- YOUR ASSIGNMENT: Each entry below needs to be retyped exactly as given.

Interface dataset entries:
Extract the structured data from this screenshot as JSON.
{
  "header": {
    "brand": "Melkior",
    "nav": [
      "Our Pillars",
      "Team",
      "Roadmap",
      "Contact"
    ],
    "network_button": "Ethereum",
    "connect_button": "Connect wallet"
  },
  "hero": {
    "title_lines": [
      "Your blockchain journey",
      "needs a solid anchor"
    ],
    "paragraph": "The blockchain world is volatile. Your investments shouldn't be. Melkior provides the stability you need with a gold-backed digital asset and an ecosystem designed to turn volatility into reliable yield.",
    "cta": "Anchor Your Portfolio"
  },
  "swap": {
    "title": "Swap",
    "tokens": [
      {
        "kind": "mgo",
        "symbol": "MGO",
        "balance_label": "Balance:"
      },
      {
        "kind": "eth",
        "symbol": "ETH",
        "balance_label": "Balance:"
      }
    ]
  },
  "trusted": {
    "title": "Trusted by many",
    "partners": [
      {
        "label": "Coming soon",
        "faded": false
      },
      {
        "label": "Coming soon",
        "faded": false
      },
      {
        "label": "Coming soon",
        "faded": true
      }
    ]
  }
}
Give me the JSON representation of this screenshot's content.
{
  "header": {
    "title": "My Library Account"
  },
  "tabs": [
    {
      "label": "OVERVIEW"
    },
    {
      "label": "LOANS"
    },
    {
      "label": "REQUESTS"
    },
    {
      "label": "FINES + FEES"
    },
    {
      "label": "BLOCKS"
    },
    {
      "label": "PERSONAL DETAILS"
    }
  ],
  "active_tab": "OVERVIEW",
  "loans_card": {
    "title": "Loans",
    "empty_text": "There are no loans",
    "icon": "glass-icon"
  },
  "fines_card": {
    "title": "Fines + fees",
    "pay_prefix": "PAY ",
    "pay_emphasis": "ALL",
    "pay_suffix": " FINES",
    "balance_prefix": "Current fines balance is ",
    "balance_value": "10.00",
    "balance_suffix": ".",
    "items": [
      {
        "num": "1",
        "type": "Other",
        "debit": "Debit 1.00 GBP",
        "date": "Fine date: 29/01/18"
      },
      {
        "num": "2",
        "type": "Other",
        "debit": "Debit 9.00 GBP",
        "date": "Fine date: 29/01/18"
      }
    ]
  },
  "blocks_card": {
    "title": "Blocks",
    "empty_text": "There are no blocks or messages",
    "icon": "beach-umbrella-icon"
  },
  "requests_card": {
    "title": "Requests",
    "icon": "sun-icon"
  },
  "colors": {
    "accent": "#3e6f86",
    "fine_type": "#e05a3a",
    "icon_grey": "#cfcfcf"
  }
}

- EXERCISE ANSWER:
Extract the structured data from this screenshot as JSON.
{
  "header": {
    "brand": "Melkior",
    "nav": [
      "Our Pillars",
      "Team",
      "Roadmap",
      "Contact"
    ],
    "network_button": "Ethereum",
    "connect_button": "Connect wallet"
  },
  "hero": {
    "title_lines": [
      "Your blockchain journey",
      "needs a solid anchor"
    ],
    "paragraph": "The blockchain world is volatile. Your investments shouldn't be. Melkior provides the stability you need with a gold-backed digital asset and an ecosystem designed to turn volatility into reliable yield.",
    "cta": "Anchor Your Portfolio"
  },
  "swap": {
    "title": "Swap",
    "tokens": [
      {
        "kind": "mgo",
        "symbol": "MGO",
        "balance_label": "Balance:"
      },
      {
        "kind": "eth",
        "symbol": "ETH",
        "balance_label": "Balance:"
      }
    ]
  },
  "trusted": {
    "title": "Trusted by many",
    "partners": [
      {
        "label": "Coming soon",
        "faded": false
      },
      {
        "label": "Coming soon",
        "faded": false
      },
      {
        "label": "Coming soon",
        "faded": true
      }
    ]
  }
}
Give me the JSON representation of this screenshot's content.
{
  "header": {
    "title": "My Library Account"
  },
  "tabs": [
    {
      "label": "OVERVIEW"
    },
    {
      "label": "LOANS"
    },
    {
      "label": "REQUESTS"
    },
    {
      "label": "FINES + FEES"
    },
    {
      "label": "BLOCKS"
    },
    {
      "label": "PERSONAL DETAILS"
    }
  ],
  "active_tab": "OVERVIEW",
  "loans_card": {
    "title": "Loans",
    "empty_text": "There are no loans",
    "icon": "glass-icon"
  },
  "fines_card": {
    "title": "Fines + fees",
    "pay_prefix": "PAY ",
    "pay_emphasis": "ALL",
    "pay_suffix": " FINES",
    "balance_prefix": "Current fines balance is ",
    "balance_value": "10.00",
    "balance_suffix": ".",
    "items": [
      {
        "num": "1",
        "type": "Other",
        "debit": "Debit 1.00 GBP",
        "date": "Fine date: 29/01/18"
      },
      {
        "num": "2",
        "type": "Other",
        "debit": "Debit 9.00 GBP",
        "date": "Fine date: 29/01/18"
      }
    ]
  },
  "blocks_card": {
    "title": "Blocks",
    "empty_text": "There are no blocks or messages",
    "icon": "beach-umbrella-icon"
  },
  "requests_card": {
    "title": "Requests",
    "icon": "sun-icon"
  },
  "colors": {
    "accent": "#3e6f86",
    "fine_type": "#e05a3a",
    "icon_grey": "#cfcfcf"
  }
}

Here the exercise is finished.